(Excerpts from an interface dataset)
□ □ □ □ □

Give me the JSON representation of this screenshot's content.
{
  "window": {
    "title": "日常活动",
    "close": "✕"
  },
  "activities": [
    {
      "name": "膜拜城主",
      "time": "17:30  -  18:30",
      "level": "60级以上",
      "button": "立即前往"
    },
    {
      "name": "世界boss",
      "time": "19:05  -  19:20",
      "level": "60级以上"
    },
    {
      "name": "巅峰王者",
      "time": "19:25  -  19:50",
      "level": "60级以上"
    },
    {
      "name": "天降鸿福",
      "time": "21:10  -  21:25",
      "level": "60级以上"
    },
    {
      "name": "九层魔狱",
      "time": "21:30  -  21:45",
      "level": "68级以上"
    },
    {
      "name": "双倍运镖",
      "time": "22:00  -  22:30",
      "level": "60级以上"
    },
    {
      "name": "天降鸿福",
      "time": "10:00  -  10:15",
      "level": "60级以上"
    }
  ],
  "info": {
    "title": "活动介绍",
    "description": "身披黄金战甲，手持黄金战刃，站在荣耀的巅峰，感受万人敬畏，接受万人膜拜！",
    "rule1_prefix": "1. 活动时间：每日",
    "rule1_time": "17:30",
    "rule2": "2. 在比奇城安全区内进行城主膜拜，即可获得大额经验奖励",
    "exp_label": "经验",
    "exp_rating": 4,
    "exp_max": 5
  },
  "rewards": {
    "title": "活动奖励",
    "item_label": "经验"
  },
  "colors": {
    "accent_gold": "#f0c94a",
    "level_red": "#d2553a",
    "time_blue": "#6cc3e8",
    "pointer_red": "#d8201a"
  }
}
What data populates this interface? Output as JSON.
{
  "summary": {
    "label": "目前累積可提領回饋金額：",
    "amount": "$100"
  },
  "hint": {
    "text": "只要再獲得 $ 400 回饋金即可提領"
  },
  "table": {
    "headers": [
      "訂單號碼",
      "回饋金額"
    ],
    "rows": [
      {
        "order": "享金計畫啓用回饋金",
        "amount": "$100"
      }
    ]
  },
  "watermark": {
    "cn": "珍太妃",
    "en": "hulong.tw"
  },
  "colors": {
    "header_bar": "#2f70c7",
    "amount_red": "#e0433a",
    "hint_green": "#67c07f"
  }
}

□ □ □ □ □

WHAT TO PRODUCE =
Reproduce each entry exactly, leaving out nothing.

YOUR SOLUTION =
Give me the JSON representation of this screenshot's content.
{
  "window": {
    "title": "日常活动",
    "close": "✕"
  },
  "activities": [
    {
      "name": "膜拜城主",
      "time": "17:30  -  18:30",
      "level": "60级以上",
      "button": "立即前往"
    },
    {
      "name": "世界boss",
      "time": "19:05  -  19:20",
      "level": "60级以上"
    },
    {
      "name": "巅峰王者",
      "time": "19:25  -  19:50",
      "level": "60级以上"
    },
    {
      "name": "天降鸿福",
      "time": "21:10  -  21:25",
      "level": "60级以上"
    },
    {
      "name": "九层魔狱",
      "time": "21:30  -  21:45",
      "level": "68级以上"
    },
    {
      "name": "双倍运镖",
      "time": "22:00  -  22:30",
      "level": "60级以上"
    },
    {
      "name": "天降鸿福",
      "time": "10:00  -  10:15",
      "level": "60级以上"
    }
  ],
  "info": {
    "title": "活动介绍",
    "description": "身披黄金战甲，手持黄金战刃，站在荣耀的巅峰，感受万人敬畏，接受万人膜拜！",
    "rule1_prefix": "1. 活动时间：每日",
    "rule1_time": "17:30",
    "rule2": "2. 在比奇城安全区内进行城主膜拜，即可获得大额经验奖励",
    "exp_label": "经验",
    "exp_rating": 4,
    "exp_max": 5
  },
  "rewards": {
    "title": "活动奖励",
    "item_label": "经验"
  },
  "colors": {
    "accent_gold": "#f0c94a",
    "level_red": "#d2553a",
    "time_blue": "#6cc3e8",
    "pointer_red": "#d8201a"
  }
}
What data populates this interface? Output as JSON.
{
  "summary": {
    "label": "目前累積可提領回饋金額：",
    "amount": "$100"
  },
  "hint": {
    "text": "只要再獲得 $ 400 回饋金即可提領"
  },
  "table": {
    "headers": [
      "訂單號碼",
      "回饋金額"
    ],
    "rows": [
      {
        "order": "享金計畫啓用回饋金",
        "amount": "$100"
      }
    ]
  },
  "watermark": {
    "cn": "珍太妃",
    "en": "hulong.tw"
  },
  "colors": {
    "header_bar": "#2f70c7",
    "amount_red": "#e0433a",
    "hint_green": "#67c07f"
  }
}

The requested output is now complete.